• [Your goal]: Below are some records; return each one exactly.

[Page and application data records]

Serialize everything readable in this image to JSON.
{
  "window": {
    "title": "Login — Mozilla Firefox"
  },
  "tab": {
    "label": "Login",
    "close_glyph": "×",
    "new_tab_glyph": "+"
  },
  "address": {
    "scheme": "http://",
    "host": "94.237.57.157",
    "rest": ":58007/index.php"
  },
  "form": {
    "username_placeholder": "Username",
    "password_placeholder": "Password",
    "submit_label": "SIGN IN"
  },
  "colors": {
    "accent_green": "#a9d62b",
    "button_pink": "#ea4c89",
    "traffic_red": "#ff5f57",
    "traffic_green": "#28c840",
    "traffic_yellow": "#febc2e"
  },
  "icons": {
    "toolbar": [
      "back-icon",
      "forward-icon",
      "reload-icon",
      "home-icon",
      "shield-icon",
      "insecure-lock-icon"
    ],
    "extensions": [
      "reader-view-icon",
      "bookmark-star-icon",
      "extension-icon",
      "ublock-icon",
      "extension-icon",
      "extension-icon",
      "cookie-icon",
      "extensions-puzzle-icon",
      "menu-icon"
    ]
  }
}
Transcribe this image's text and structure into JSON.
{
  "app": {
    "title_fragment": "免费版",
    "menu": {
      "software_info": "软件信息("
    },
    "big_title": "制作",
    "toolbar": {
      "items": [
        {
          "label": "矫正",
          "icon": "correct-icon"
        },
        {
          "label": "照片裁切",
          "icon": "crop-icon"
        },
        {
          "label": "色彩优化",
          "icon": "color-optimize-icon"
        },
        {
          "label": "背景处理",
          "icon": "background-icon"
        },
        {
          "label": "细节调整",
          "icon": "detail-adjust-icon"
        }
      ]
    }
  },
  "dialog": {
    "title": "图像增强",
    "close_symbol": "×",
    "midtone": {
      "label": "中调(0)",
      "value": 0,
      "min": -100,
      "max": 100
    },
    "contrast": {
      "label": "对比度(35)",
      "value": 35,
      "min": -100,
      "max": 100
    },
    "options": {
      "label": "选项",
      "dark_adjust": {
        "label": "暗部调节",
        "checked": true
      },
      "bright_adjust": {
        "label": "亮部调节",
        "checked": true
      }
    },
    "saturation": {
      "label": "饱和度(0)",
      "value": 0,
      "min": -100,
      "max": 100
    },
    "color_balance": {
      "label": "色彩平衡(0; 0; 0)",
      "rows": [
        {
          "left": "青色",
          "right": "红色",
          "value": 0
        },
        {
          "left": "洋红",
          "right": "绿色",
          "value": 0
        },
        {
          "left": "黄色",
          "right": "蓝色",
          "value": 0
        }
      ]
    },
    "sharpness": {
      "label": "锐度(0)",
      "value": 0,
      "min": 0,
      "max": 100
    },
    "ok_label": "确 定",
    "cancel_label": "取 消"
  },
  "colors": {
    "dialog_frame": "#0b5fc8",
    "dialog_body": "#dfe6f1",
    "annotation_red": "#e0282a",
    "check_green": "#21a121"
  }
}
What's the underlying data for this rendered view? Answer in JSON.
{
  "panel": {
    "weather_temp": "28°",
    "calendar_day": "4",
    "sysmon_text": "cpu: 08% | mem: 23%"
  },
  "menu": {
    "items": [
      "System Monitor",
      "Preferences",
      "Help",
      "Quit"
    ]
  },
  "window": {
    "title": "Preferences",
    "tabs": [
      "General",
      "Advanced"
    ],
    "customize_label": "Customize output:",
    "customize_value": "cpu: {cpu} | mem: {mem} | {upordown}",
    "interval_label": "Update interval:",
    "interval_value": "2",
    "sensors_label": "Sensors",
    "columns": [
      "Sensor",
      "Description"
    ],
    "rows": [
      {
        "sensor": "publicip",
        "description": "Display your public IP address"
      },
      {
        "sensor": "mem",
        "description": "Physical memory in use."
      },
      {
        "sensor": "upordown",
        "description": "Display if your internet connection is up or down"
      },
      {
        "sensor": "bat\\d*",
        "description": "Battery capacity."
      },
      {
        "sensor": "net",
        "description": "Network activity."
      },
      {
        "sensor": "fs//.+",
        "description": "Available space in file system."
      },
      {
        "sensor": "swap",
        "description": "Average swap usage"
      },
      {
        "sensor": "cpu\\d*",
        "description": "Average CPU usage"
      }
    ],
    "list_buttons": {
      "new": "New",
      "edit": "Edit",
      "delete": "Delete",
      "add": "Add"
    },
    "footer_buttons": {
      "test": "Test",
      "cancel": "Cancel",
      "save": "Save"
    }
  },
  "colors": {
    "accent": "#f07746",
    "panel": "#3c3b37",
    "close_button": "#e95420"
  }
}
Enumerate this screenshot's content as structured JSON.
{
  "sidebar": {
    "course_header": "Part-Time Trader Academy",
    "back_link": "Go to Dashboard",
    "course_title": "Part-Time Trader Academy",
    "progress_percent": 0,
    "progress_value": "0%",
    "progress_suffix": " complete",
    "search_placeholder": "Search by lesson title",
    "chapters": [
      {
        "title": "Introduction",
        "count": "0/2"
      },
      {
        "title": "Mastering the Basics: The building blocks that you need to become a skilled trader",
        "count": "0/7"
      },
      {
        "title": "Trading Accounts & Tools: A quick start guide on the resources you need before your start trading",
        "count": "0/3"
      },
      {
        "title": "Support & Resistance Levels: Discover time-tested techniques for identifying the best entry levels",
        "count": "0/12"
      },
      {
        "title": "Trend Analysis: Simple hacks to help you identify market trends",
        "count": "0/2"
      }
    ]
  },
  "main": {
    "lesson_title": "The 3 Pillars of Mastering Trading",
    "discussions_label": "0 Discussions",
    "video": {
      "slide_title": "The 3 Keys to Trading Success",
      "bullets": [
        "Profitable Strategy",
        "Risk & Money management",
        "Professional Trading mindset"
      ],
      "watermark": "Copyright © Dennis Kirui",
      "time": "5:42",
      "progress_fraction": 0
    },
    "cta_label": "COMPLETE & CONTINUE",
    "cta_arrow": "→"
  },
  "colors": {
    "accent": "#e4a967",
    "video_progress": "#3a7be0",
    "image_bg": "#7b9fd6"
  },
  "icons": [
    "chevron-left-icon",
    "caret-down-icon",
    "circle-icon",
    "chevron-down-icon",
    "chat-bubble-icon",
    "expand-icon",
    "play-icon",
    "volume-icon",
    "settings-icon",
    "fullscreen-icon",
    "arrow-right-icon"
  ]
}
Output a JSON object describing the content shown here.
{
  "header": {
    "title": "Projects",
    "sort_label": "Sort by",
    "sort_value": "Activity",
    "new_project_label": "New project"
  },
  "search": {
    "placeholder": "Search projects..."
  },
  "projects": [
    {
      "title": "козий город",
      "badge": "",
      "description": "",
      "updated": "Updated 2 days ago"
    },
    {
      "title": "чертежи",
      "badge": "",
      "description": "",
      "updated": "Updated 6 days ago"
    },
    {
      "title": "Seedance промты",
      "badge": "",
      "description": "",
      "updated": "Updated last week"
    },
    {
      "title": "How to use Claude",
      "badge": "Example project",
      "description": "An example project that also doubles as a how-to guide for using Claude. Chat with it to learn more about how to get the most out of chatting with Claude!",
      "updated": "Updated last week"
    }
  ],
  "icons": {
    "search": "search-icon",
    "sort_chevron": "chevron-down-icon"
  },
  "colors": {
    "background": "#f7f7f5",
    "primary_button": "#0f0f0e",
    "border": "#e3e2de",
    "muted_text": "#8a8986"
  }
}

• [Task solution]:
Serialize everything readable in this image to JSON.
{
  "window": {
    "title": "Login — Mozilla Firefox"
  },
  "tab": {
    "label": "Login",
    "close_glyph": "×",
    "new_tab_glyph": "+"
  },
  "address": {
    "scheme": "http://",
    "host": "94.237.57.157",
    "rest": ":58007/index.php"
  },
  "form": {
    "username_placeholder": "Username",
    "password_placeholder": "Password",
    "submit_label": "SIGN IN"
  },
  "colors": {
    "accent_green": "#a9d62b",
    "button_pink": "#ea4c89",
    "traffic_red": "#ff5f57",
    "traffic_green": "#28c840",
    "traffic_yellow": "#febc2e"
  },
  "icons": {
    "toolbar": [
      "back-icon",
      "forward-icon",
      "reload-icon",
      "home-icon",
      "shield-icon",
      "insecure-lock-icon"
    ],
    "extensions": [
      "reader-view-icon",
      "bookmark-star-icon",
      "extension-icon",
      "ublock-icon",
      "extension-icon",
      "extension-icon",
      "cookie-icon",
      "extensions-puzzle-icon",
      "menu-icon"
    ]
  }
}
Transcribe this image's text and structure into JSON.
{
  "app": {
    "title_fragment": "免费版",
    "menu": {
      "software_info": "软件信息("
    },
    "big_title": "制作",
    "toolbar": {
      "items": [
        {
          "label": "矫正",
          "icon": "correct-icon"
        },
        {
          "label": "照片裁切",
          "icon": "crop-icon"
        },
        {
          "label": "色彩优化",
          "icon": "color-optimize-icon"
        },
        {
          "label": "背景处理",
          "icon": "background-icon"
        },
        {
          "label": "细节调整",
          "icon": "detail-adjust-icon"
        }
      ]
    }
  },
  "dialog": {
    "title": "图像增强",
    "close_symbol": "×",
    "midtone": {
      "label": "中调(0)",
      "value": 0,
      "min": -100,
      "max": 100
    },
    "contrast": {
      "label": "对比度(35)",
      "value": 35,
      "min": -100,
      "max": 100
    },
    "options": {
      "label": "选项",
      "dark_adjust": {
        "label": "暗部调节",
        "checked": true
      },
      "bright_adjust": {
        "label": "亮部调节",
        "checked": true
      }
    },
    "saturation": {
      "label": "饱和度(0)",
      "value": 0,
      "min": -100,
      "max": 100
    },
    "color_balance": {
      "label": "色彩平衡(0; 0; 0)",
      "rows": [
        {
          "left": "青色",
          "right": "红色",
          "value": 0
        },
        {
          "left": "洋红",
          "right": "绿色",
          "value": 0
        },
        {
          "left": "黄色",
          "right": "蓝色",
          "value": 0
        }
      ]
    },
    "sharpness": {
      "label": "锐度(0)",
      "value": 0,
      "min": 0,
      "max": 100
    },
    "ok_label": "确 定",
    "cancel_label": "取 消"
  },
  "colors": {
    "dialog_frame": "#0b5fc8",
    "dialog_body": "#dfe6f1",
    "annotation_red": "#e0282a",
    "check_green": "#21a121"
  }
}
What's the underlying data for this rendered view? Answer in JSON.
{
  "panel": {
    "weather_temp": "28°",
    "calendar_day": "4",
    "sysmon_text": "cpu: 08% | mem: 23%"
  },
  "menu": {
    "items": [
      "System Monitor",
      "Preferences",
      "Help",
      "Quit"
    ]
  },
  "window": {
    "title": "Preferences",
    "tabs": [
      "General",
      "Advanced"
    ],
    "customize_label": "Customize output:",
    "customize_value": "cpu: {cpu} | mem: {mem} | {upordown}",
    "interval_label": "Update interval:",
    "interval_value": "2",
    "sensors_label": "Sensors",
    "columns": [
      "Sensor",
      "Description"
    ],
    "rows": [
      {
        "sensor": "publicip",
        "description": "Display your public IP address"
      },
      {
        "sensor": "mem",
        "description": "Physical memory in use."
      },
      {
        "sensor": "upordown",
        "description": "Display if your internet connection is up or down"
      },
      {
        "sensor": "bat\\d*",
        "description": "Battery capacity."
      },
      {
        "sensor": "net",
        "description": "Network activity."
      },
      {
        "sensor": "fs//.+",
        "description": "Available space in file system."
      },
      {
        "sensor": "swap",
        "description": "Average swap usage"
      },
      {
        "sensor": "cpu\\d*",
        "description": "Average CPU usage"
      }
    ],
    "list_buttons": {
      "new": "New",
      "edit": "Edit",
      "delete": "Delete",
      "add": "Add"
    },
    "footer_buttons": {
      "test": "Test",
      "cancel": "Cancel",
      "save": "Save"
    }
  },
  "colors": {
    "accent": "#f07746",
    "panel": "#3c3b37",
    "close_button": "#e95420"
  }
}
Enumerate this screenshot's content as structured JSON.
{
  "sidebar": {
    "course_header": "Part-Time Trader Academy",
    "back_link": "Go to Dashboard",
    "course_title": "Part-Time Trader Academy",
    "progress_percent": 0,
    "progress_value": "0%",
    "progress_suffix": " complete",
    "search_placeholder": "Search by lesson title",
    "chapters": [
      {
        "title": "Introduction",
        "count": "0/2"
      },
      {
        "title": "Mastering the Basics: The building blocks that you need to become a skilled trader",
        "count": "0/7"
      },
      {
        "title": "Trading Accounts & Tools: A quick start guide on the resources you need before your start trading",
        "count": "0/3"
      },
      {
        "title": "Support & Resistance Levels: Discover time-tested techniques for identifying the best entry levels",
        "count": "0/12"
      },
      {
        "title": "Trend Analysis: Simple hacks to help you identify market trends",
        "count": "0/2"
      }
    ]
  },
  "main": {
    "lesson_title": "The 3 Pillars of Mastering Trading",
    "discussions_label": "0 Discussions",
    "video": {
      "slide_title": "The 3 Keys to Trading Success",
      "bullets": [
        "Profitable Strategy",
        "Risk & Money management",
        "Professional Trading mindset"
      ],
      "watermark": "Copyright © Dennis Kirui",
      "time": "5:42",
      "progress_fraction": 0
    },
    "cta_label": "COMPLETE & CONTINUE",
    "cta_arrow": "→"
  },
  "colors": {
    "accent": "#e4a967",
    "video_progress": "#3a7be0",
    "image_bg": "#7b9fd6"
  },
  "icons": [
    "chevron-left-icon",
    "caret-down-icon",
    "circle-icon",
    "chevron-down-icon",
    "chat-bubble-icon",
    "expand-icon",
    "play-icon",
    "volume-icon",
    "settings-icon",
    "fullscreen-icon",
    "arrow-right-icon"
  ]
}
Output a JSON object describing the content shown here.
{
  "header": {
    "title": "Projects",
    "sort_label": "Sort by",
    "sort_value": "Activity",
    "new_project_label": "New project"
  },
  "search": {
    "placeholder": "Search projects..."
  },
  "projects": [
    {
      "title": "козий город",
      "badge": "",
      "description": "",
      "updated": "Updated 2 days ago"
    },
    {
      "title": "чертежи",
      "badge": "",
      "description": "",
      "updated": "Updated 6 days ago"
    },
    {
      "title": "Seedance промты",
      "badge": "",
      "description": "",
      "updated": "Updated last week"
    },
    {
      "title": "How to use Claude",
      "badge": "Example project",
      "description": "An example project that also doubles as a how-to guide for using Claude. Chat with it to learn more about how to get the most out of chatting with Claude!",
      "updated": "Updated last week"
    }
  ],
  "icons": {
    "search": "search-icon",
    "sort_chevron": "chevron-down-icon"
  },
  "colors": {
    "background": "#f7f7f5",
    "primary_button": "#0f0f0e",
    "border": "#e3e2de",
    "muted_text": "#8a8986"
  }
}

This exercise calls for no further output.